Tyler Robertson

Making Jackbox-style Games with Glitch

Saturday, April 3, 2021

I'll start with the cliche: In the age of Zoom calls, Jackbox Games has become the go-to app for playing games remotely. In addition to its fun art and writing style, it's the method of play that's helped make it so popular: only one player needs to actually buy the game.

When that player starts a game, they're given a unique room code. Everyone else just needs to go to Jackbox.tv on their device, enter the code, and they're in! Now the whole group can play together, with the first player broadcasting their screen to Twitch or Zoom. I've even played it without the main screen, and it works just fine.

The team at Jackbox did a talk back in 2015 that helps describe a bit about how their system works, and it made me wonder: could I remake that system for myself? I have zero budget, and lack the patience to set up the AWS servers servers they talk about in the video, but do have Glitch and a bit of free time.

After about a day's worth of work, and recycling some old code from Jimmy Wins 4, I was able to build a working prototype:

Secret Roles

Secret Roles is a tool I built to help facilitate online "hidden role" games like Werewolf or Mafia. It uses the "room code" idea from Jackbox to let users create and join their own groups, and then dole out roles secretly to the players currently "in the room".

Click here to check out the code!

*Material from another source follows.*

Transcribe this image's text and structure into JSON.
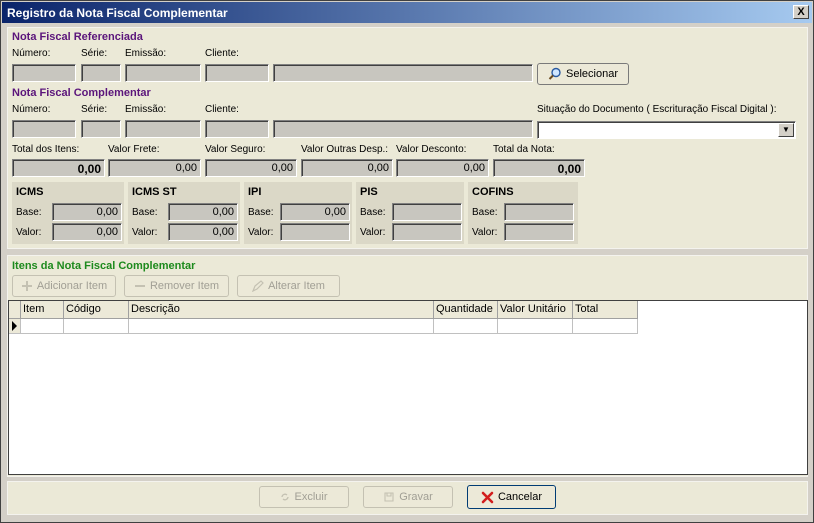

How it works

Secret Roles started as a Node app built on Express, which you can build quickly by remixing Glitch's hello-express project. Express is a great way to start building an app, because it lets your Glitch site "listen" at various endpoints. For example, you can set it so that when someone goes to "your-site.com/new", a chunk of code runs that creates a new room for your users.

From there, I added the Node packages for SQLite and Sequelize. The latter is just a way to help interact with the former, and combined they allow us to create a handy little database, using fairly standard javascript. The database helps us keep track of:

If you haven't played with SQL before, I highly recommend it. The docs can be overwhelming at first because they're very nerd-first, but the essence is this: what if you had a spreadsheet that you couldn't look at?

The abstraction of SQL allows us to perform really detailed "queries", where we request data from the imaginary spreadsheet in very specific ways. For example, if we wanted to find a group with a particular code, we could say:


In plain English, all we're saying is "look for rows in the 'groups' table where the code is equal to 'ABCD', and return just the first match".

With Sequelize, we can do that same query with Javascript and JSON:

  where: { code: 'ABCD' }

These databases are all we need to power the underbelly of the secret roles game, and for now we only need two:



When a player creates a new group, we generate a random code (looping until we find one that isn't already in use), and add a new "row" to the Groups table. We also create a new "row" in the Players table, with that player's name, and defaulting to the "Leader" role (because someone has to be in charge).

When a player joins a new group, we do a search like the one above, to make sure the group code they entered is a real group. If it is, we make a new row in the Players table, with the user's name.

When the "Leader" player chooses to assign roles, we grab the role names from the Groups table, and randomly assign them to all of the players that have the matching group code value. Each player then performs their own separate queries on the Player table, which means that each player only sees their own role.

If you'd like to dig into the code, the server.js file here includes a lot more documentation!

Challenges along the way

Once I had the database set up (thanks in large part to Glitch's hello-sqlite example), the biggest challenge was making sure that a player would see when a change was made to the group, such as when roles are assigned, or when someone new joins.

I'll be the first to tell you that the method I used is not the best one.

The team at Jackbox has said they use Socket.io to help create bi-directional communication between players and the server -- this means that when something changes on the server end, the user's page updates automatically. Not having used Socket.io before, I opted for the "this is stupid but it works" solution:

Every 5 seconds, the player's page refreshes, and performs a new query in the Players and Groups tables, to check on the latest info in each. When the roles have been assigned, the Group table has an "assigned" boolean that flips to "true", and that prompts the pages to stop refreshing. It works, for now, but exploring Socket.io is on my to-do list for the next time I have a free day or so for research and experimenting.

What comes next?

Now that the secret roles prototype works, it can be fairly quickly remixed into dedicated apps for running games of Werewolf or Mafia, or combined with something like the Open Trivia DB to create remote pub quizzes and other party games. My personal next goal (after seeing if I can improve on the stuff I mentioned above) is to also incorporate the Google Sheets API, so that users can play trivia or fill-in-the-blank games, getting the prompts from pre-made spreadsheets, or uploading their own.

The limitations of Glitch (or at least the Free plan) probably mean that we won't be making the next Jackbox Party Pack any time soon, but this does open the door for making bespoke games for your friends and family, even after it's safe to start gaming in person again. Imagine making your own version of Drawful or Quiplash, built specifically with your group's needs and inside jokes in mind.

What do you think? Is there anything that I should look into besides Socket.io? Is there anything else that I could have done more efficiently? Let me know!